Willow 908 is an expert on insomnia, narcolepsy, and errrvrything in between!—Sparkitors
As high school and college students, I'm sure you're all familiar with exhausting all-nighters, endless cram sessions, 3-hour naps, and the overwhelming desire to NEVER GET OUT OF BED. So, for your reading pleasure, I've put together a little list of the 5 stages of sleep deprivation—so that you'll be able to identify where on the sleep spectrum you're at.
1. “I’m sleepy for the first time in three months.”
Example: You’ve just been rudely awakened by your alarm clock after a long and satisfying summer of 8-10 hours of sleep each night. It doesn’t really matter that you stayed up late last night, since you “just know” that you’ll get plenty of sleep tonight. You’re sure that your body “needs to get into a routine,” and then you won’t feel sleepy in the mornings. Life and friends are exciting, so you jump quickly out of bed to get dressed.
Daytime prognosis: After 5 minutes out of bed, you feel great. Sleep is for the weak, anyway.
2. “Oh, my warm bed.”
Example: You are a month or two into the semester. Once again, you wake up right on schedule, but when you stick your toe out of bed this morning, you notice how much warmer your bed is than the surrounding air. You rub your eyes, put on something snuggly so you can pretend you’re still in bed, and walk carefully to the bathroom to get ready for school.
Daytime prognosis: After a comforting shower that takes longer than you intended (and possibly proves that humans can sleep standing up), you feel ready to go.
3. “Please let me sleep in.”
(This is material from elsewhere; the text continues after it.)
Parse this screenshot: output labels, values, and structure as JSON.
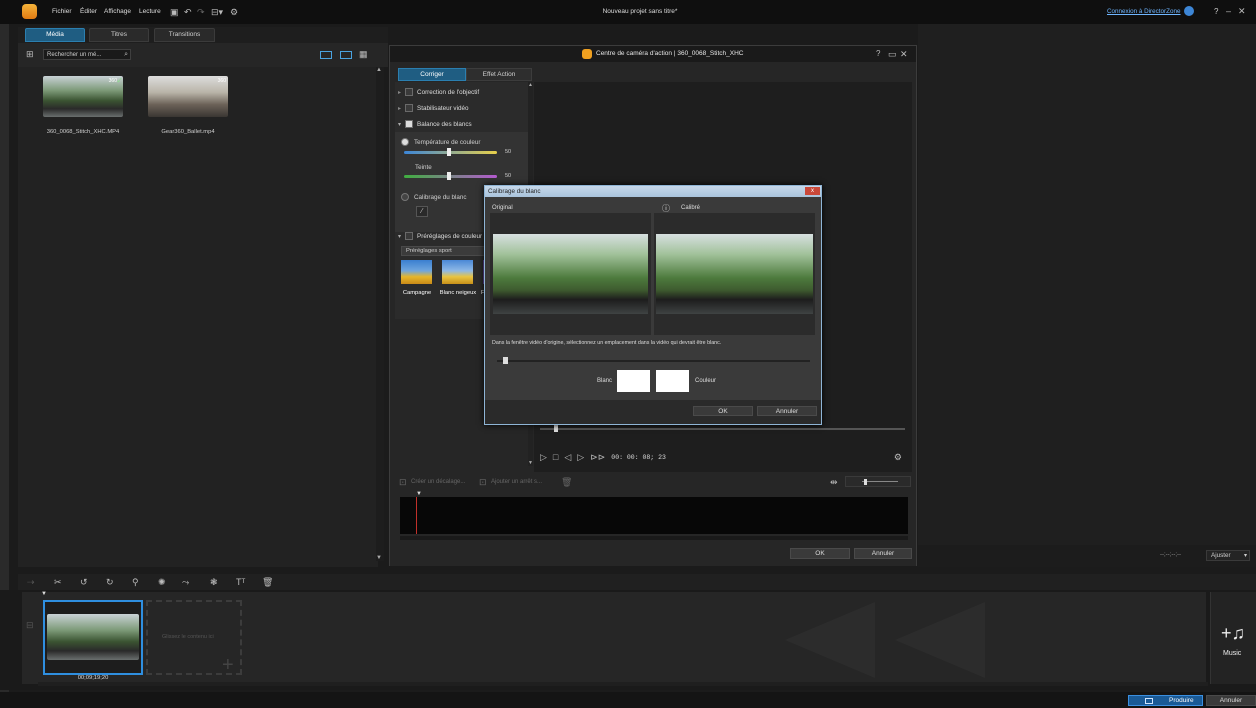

Example: You are hovering between October and November. Your alarm goes off at six as usual, but you pretend not to hear it just to get the extra time it takes for your mom to walk in with a bucket of ice. You beg for five more minutes once she gets you to admit you’re awake, but she makes you get up anyway. You trudge moodily to get ready for another day of studying, tripping over every dent in the floor.
Daytime prognosis: You’ll be fine, but it will take a bit of effort. By the time the cold air outside hits your face, you are ready to begin your day without any serious mental deficiencies. This is getting ridiculous—sleep is one of your RIGHTS, and if the teachers don’t start respecting that, you might have to sue someone.
4. “Give me sleep or give me death!”
Example: You can’t believe that Thanksgiving break was so short. You actually don’t hear the alarm go off, and your mother is almost forced to use her bucket of ice. However, when she finally gets you awake, the dark circles under your eyes cause her to spring away, shouting questions about how the vampire got you. After you explain that the vampire was actually an AP essay, she tells you to go back to sleep, for once. When your five minutes are up, she has to shake you awake. You shuffle to the bathroom, clutching everything in sight in a sad attempt to keep yourself standing.
Daytime prognosis: You aren’t going to stay awake for all of school today, no matter how much coffee you drink. Spanish has been nap-time for weeks, and more important classes are going that way, too. You are in a constant state of mental, social, and emotional breakdown. You cry when you see someone smile, your favorite song comes on the radio, or when your teacher tells you that you’re number two in the class instead of number one.
5. “The world is made of beautiful rainbows!”
Example: It’s less than two weeks until finals. You get up easily because you’ve reached the point where your brain can’t distinguish this level of tiredness from the daytime level. Yourmom advises you to drop out of school, but you don’t know what she’s talking about. You crawl to the bathroom, falling over multiple times along the way, and once there, you forget what you came to do.
Daytime prognosis: You can’t get over how wonderful the whole world is, especially since many rainbows have appeared at your school overnight. You are probably operating on half a deck here, but that doesn’t—WAS THAT A UNICORN?!!
What stage are you at? We're at a hard 5. In fact, our eyes aren't even open right now—we're just THAT GOOD AT TYPING.